This year is no different when it comes to the effect an election cycle can have on the amount of work Washington law firms see.
- D.C. Court Censures Ex-DOJ Lawyer Who Leaked Bush-Era Spying Program
- Why Conservative States Handpicked This Texas Judge for Transgender Bathroom Challenge
- Ex-Booz Allen Lawyer's Bias Suit Gets Boost From 4th Circuit
- Public Interest Group Charges Collusion in Proposed CVS Pharmacy Settlement
- Lawyer in Same-Sex Marriage Case Launches Solo Practice
- ‘I Started Seeing Torts Everywhere!’ Big-Name Attorneys Recall Favorite Law School Classes
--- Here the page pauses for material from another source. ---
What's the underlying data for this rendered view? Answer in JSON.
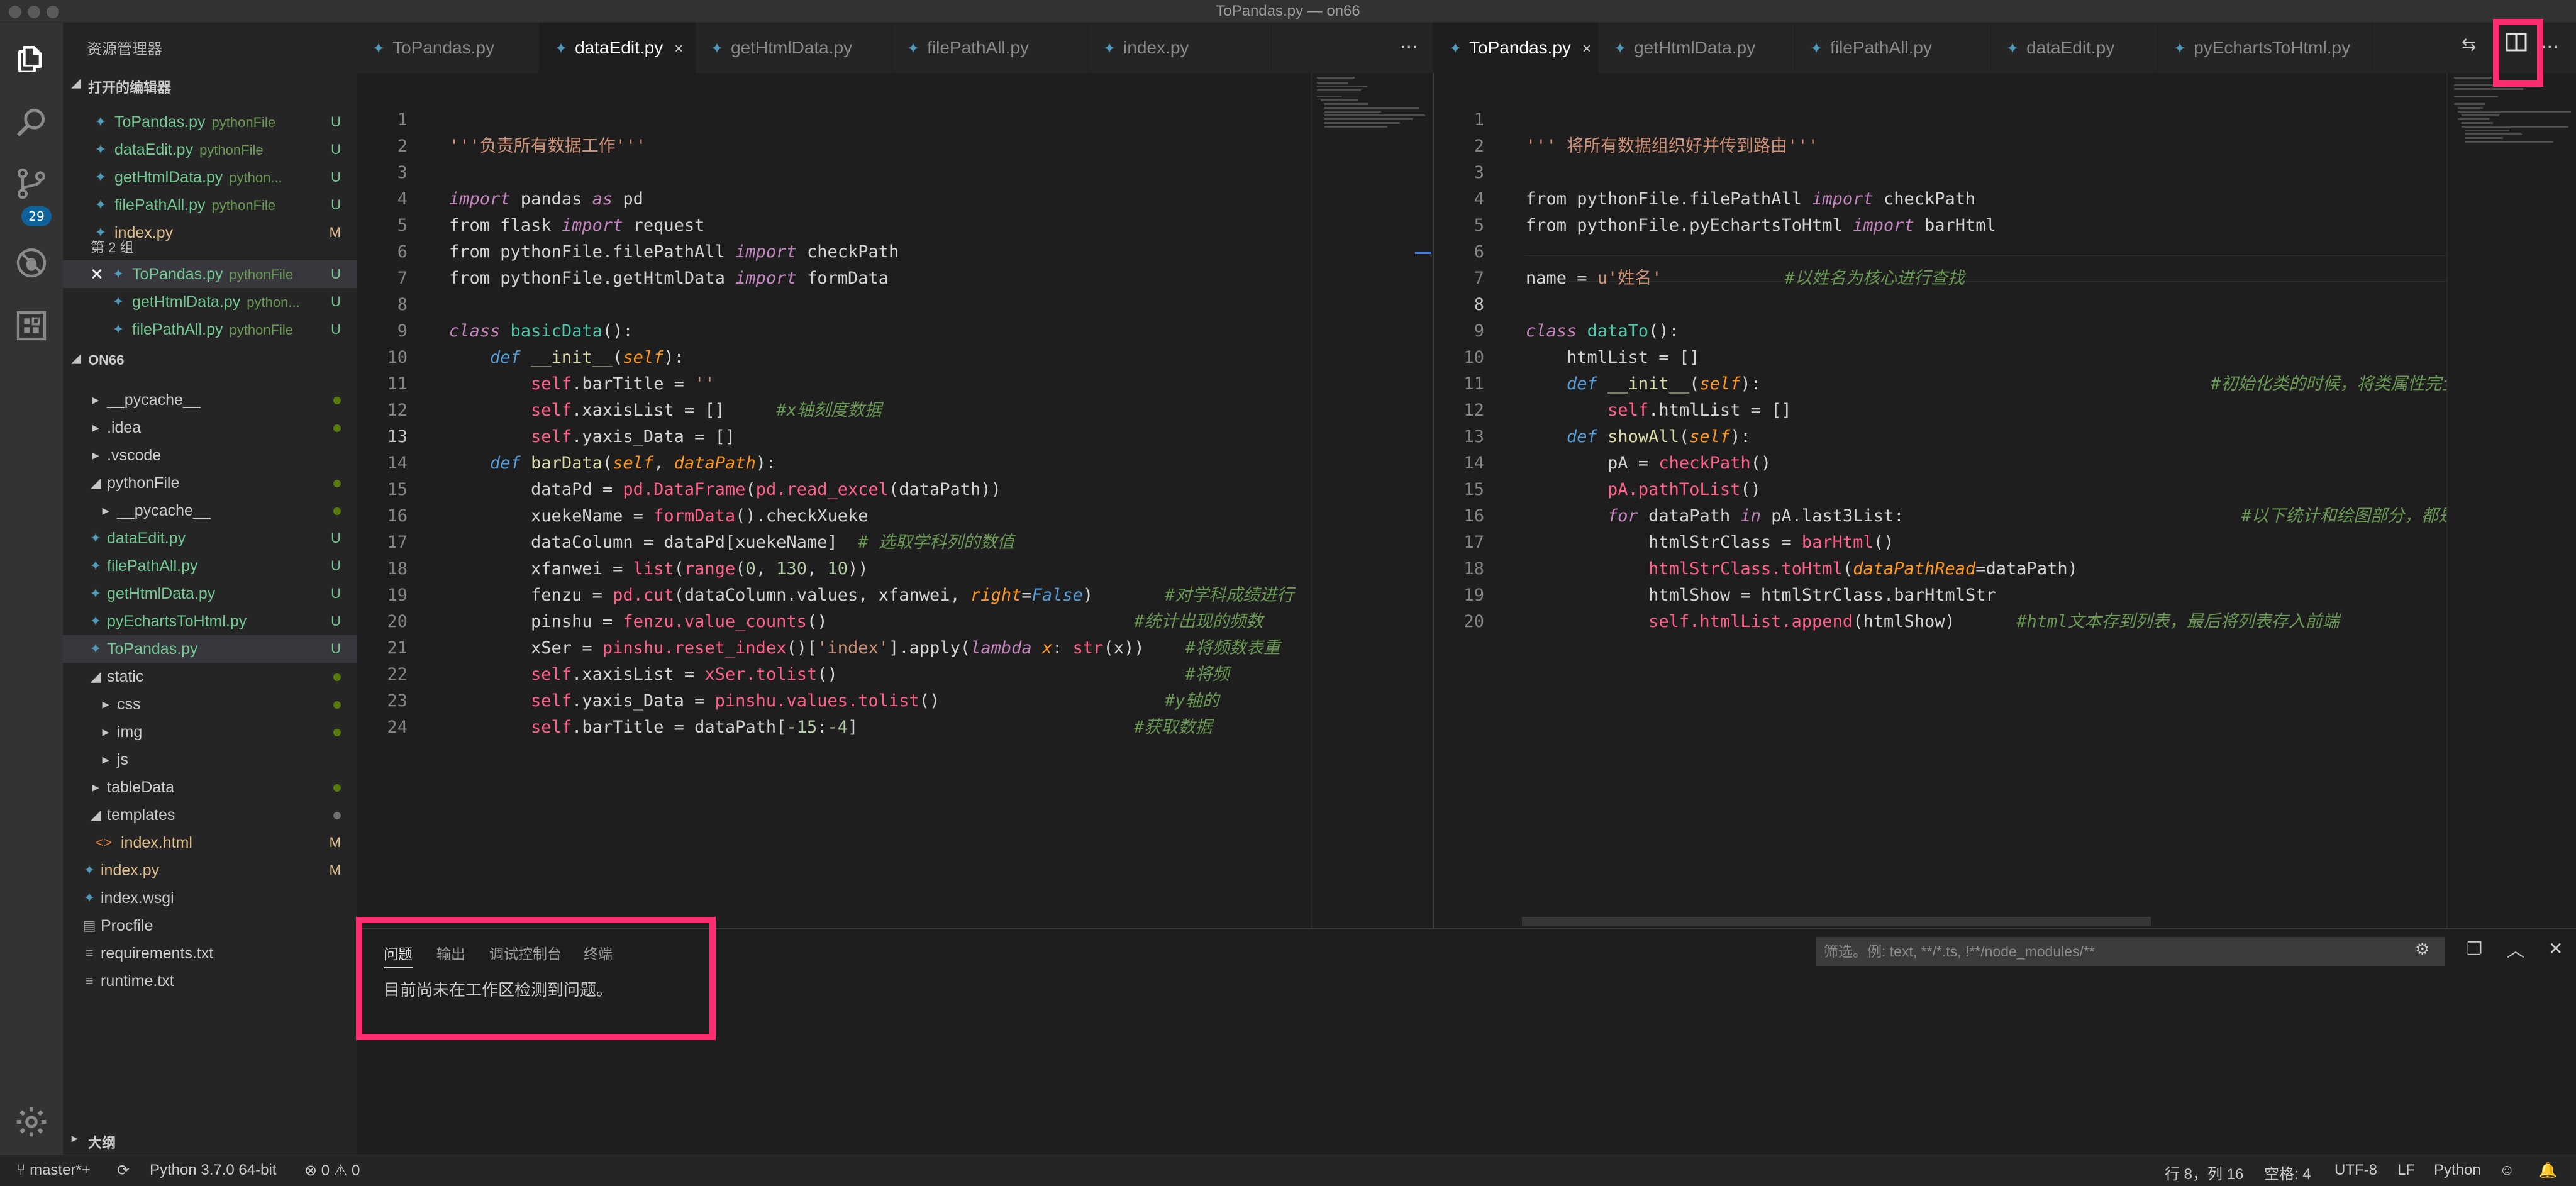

Thomas Tamm, a former U.S. Department of Justice lawyer who faced disciplinary action for leaking information to the press about domestic surveillance under President George W. Bush, was censured on Thursday by the D.C. Court of Appeals.
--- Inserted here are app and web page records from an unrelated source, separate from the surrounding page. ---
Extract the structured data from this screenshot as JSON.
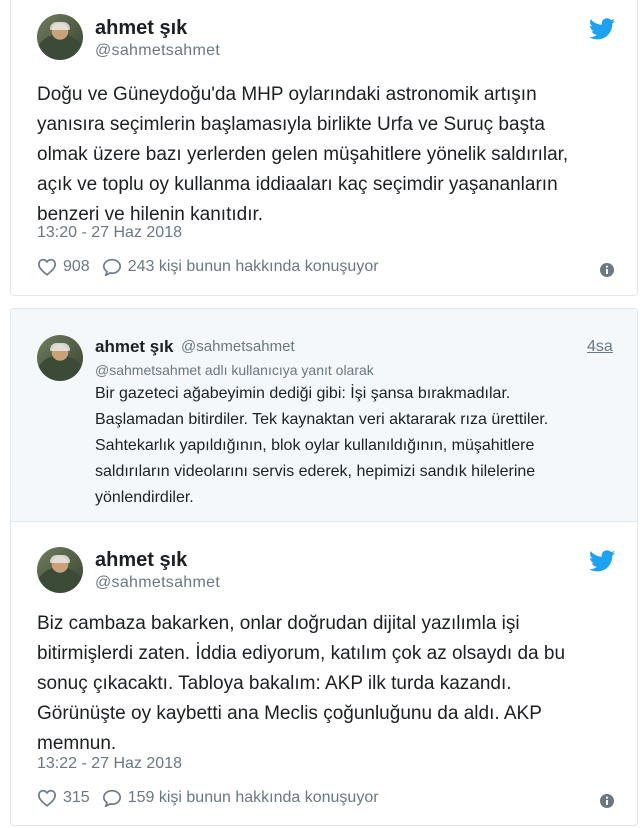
{
  "tweet1": {
    "name": "ahmet şık",
    "handle": "@sahmetsahmet",
    "lines": [
      "Doğu ve Güneydoğu'da MHP oylarındaki astronomik artışın",
      "yanısıra seçimlerin başlamasıyla birlikte Urfa ve Suruç başta",
      "olmak üzere bazı yerlerden gelen müşahitlere yönelik saldırılar,",
      "açık ve toplu oy kullanma iddiaaları kaç seçimdir yaşananların",
      "benzeri ve hilenin kanıtıdır."
    ],
    "timestamp": "13:20 - 27 Haz 2018",
    "likes": "908",
    "replies_text": "243 kişi bunun hakkında konuşuyor"
  },
  "reply": {
    "name": "ahmet şık",
    "handle": "@sahmetsahmet",
    "time": "4sa",
    "reply_to": "@sahmetsahmet adlı kullanıcıya yanıt olarak",
    "lines": [
      "Bir gazeteci ağabeyimin dediği gibi: İşi şansa bırakmadılar.",
      "Başlamadan bitirdiler. Tek kaynaktan veri aktararak rıza ürettiler.",
      "Sahtekarlık yapıldığının, blok oylar kullanıldığının, müşahitlere",
      "saldırıların videolarını servis ederek, hepimizi sandık hilelerine",
      "yönlendirdiler."
    ]
  },
  "tweet2": {
    "name": "ahmet şık",
    "handle": "@sahmetsahmet",
    "lines": [
      "Biz cambaza bakarken, onlar doğrudan dijital yazılımla işi",
      "bitirmişlerdi zaten. İddia ediyorum, katılım çok az olsaydı da bu",
      "sonuç çıkacaktı. Tabloya bakalım: AKP ilk turda kazandı.",
      "Görünüşte oy kaybetti ana Meclis çoğunluğunu da aldı. AKP",
      "memnun."
    ],
    "timestamp": "13:22 - 27 Haz 2018",
    "likes": "315",
    "replies_text": "159 kişi bunun hakkında konuşuyor"
  },
  "colors": {
    "twitter_blue": "#1da1f2",
    "meta_gray": "#697882",
    "border": "#e1e8ed",
    "reply_bg": "#f5f8fa"
  },
  "icons": [
    "twitter-bird-icon",
    "heart-icon",
    "comment-icon",
    "info-icon"
  ]
}
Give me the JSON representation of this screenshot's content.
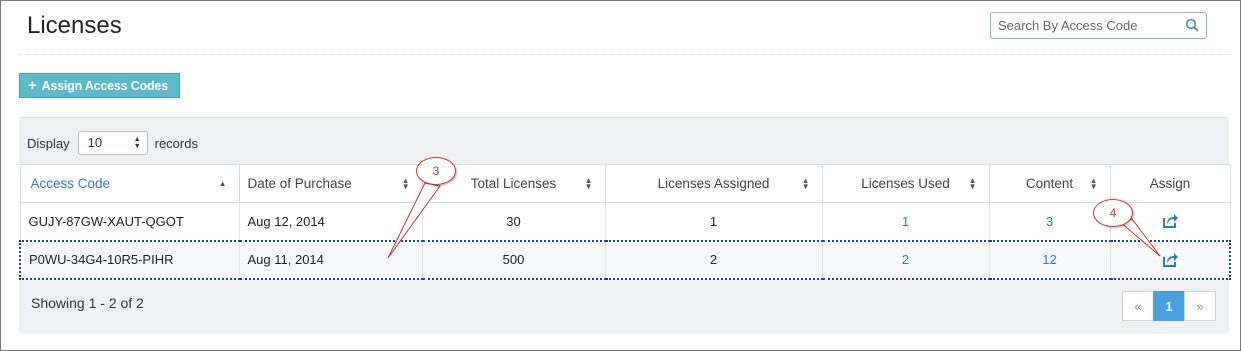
{
  "page": {
    "title": "Licenses"
  },
  "search": {
    "placeholder": "Search By Access Code",
    "icon": "search-icon"
  },
  "toolbar": {
    "assign_label": "Assign Access Codes",
    "assign_icon": "plus-icon",
    "accent": "#5bb9c9"
  },
  "display": {
    "prefix": "Display",
    "value": "10",
    "suffix": "records"
  },
  "table": {
    "columns": [
      {
        "label": "Access Code",
        "sort": "asc"
      },
      {
        "label": "Date of Purchase",
        "sort": "both"
      },
      {
        "label": "Total Licenses",
        "sort": "both"
      },
      {
        "label": "Licenses Assigned",
        "sort": "both"
      },
      {
        "label": "Licenses Used",
        "sort": "both"
      },
      {
        "label": "Content",
        "sort": "both"
      },
      {
        "label": "Assign",
        "sort": "none"
      }
    ],
    "rows": [
      {
        "access_code": "GUJY-87GW-XAUT-QGOT",
        "date": "Aug 12, 2014",
        "total": "30",
        "assigned": "1",
        "used": "1",
        "content": "3",
        "assign_icon": "share-icon"
      },
      {
        "access_code": "P0WU-34G4-10R5-PIHR",
        "date": "Aug 11, 2014",
        "total": "500",
        "assigned": "2",
        "used": "2",
        "content": "12",
        "assign_icon": "share-icon"
      }
    ]
  },
  "footer": {
    "showing": "Showing 1 - 2 of 2"
  },
  "pagination": {
    "prev": "«",
    "current": "1",
    "next": "»"
  },
  "callouts": [
    {
      "label": "3"
    },
    {
      "label": "4"
    }
  ],
  "colors": {
    "link": "#2b7bbf",
    "active_page": "#4aa0dc",
    "callout": "#c53a2a"
  }
}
Hillary Clinton still faces scrutiny over her email practices as secretary of state, but a federal court ruling on Friday cleared the Democratic presidential nominee from facing an in-person deposition by a government watchdog group’s lawyers. Although she will have to submit to answering questions in writing.
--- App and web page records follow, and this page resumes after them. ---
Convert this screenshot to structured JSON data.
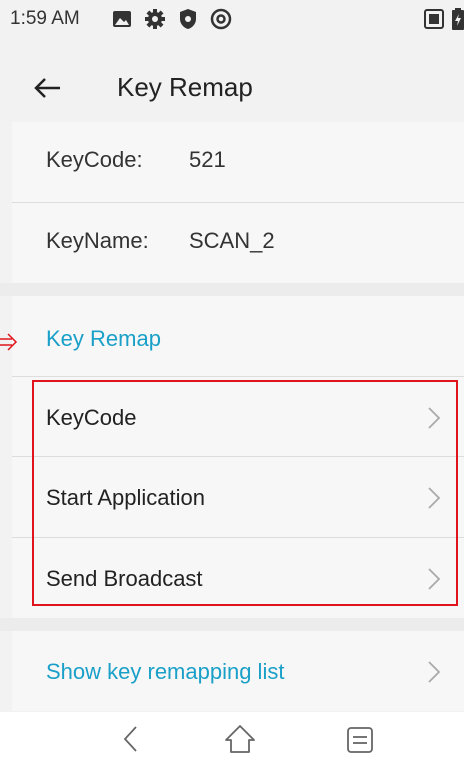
{
  "status_bar": {
    "time": "1:59 AM",
    "icons": [
      "image-icon",
      "gear-icon",
      "shield-icon",
      "at-sign-icon"
    ],
    "right_icons": [
      "sim-icon",
      "battery-icon"
    ]
  },
  "app_bar": {
    "title": "Key Remap",
    "back_icon": "back-arrow-icon"
  },
  "key_info": {
    "keycode_label": "KeyCode:",
    "keycode_value": "521",
    "keyname_label": "KeyName:",
    "keyname_value": "SCAN_2"
  },
  "remap_section": {
    "title": "Key Remap",
    "items": [
      {
        "label": "KeyCode"
      },
      {
        "label": "Start Application"
      },
      {
        "label": "Send Broadcast"
      }
    ]
  },
  "footer_link": {
    "label": "Show key remapping list"
  },
  "colors": {
    "accent": "#1aa0c8",
    "highlight": "#e0141c",
    "background": "#f2f2f2"
  }
}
Several industry groups and state regulators this week urged a federal appeals court in Washington to leave untouched a judge's ruling against designation of MetLife Inc. as a "systemically important financial institution."
On Thursday, a federal judge in Washington is set to hear the first major challenge to the U.S. Labor Department's fiduciary rule, which calls for brokers handling retirement accounts to work in their clients' "best interests"—a heightened standard designed to curb billions of dollars in fees paid to financial industry. Here's a snapshot of what to expect, and what's up next.
Calls For Nomination
Weeks before the U.S. Justice Department sued to block Aetna's multibillion-dollar acquisition of Humana, Aetna's chief executive had a stern warning to regulators: The company would leave Affordable Care Act exchanges if the deal is blocked. That happened this week. But the insurance giant's move might not help its defense in the blockbuster antitrust case in Washington, antitrust lawyers say.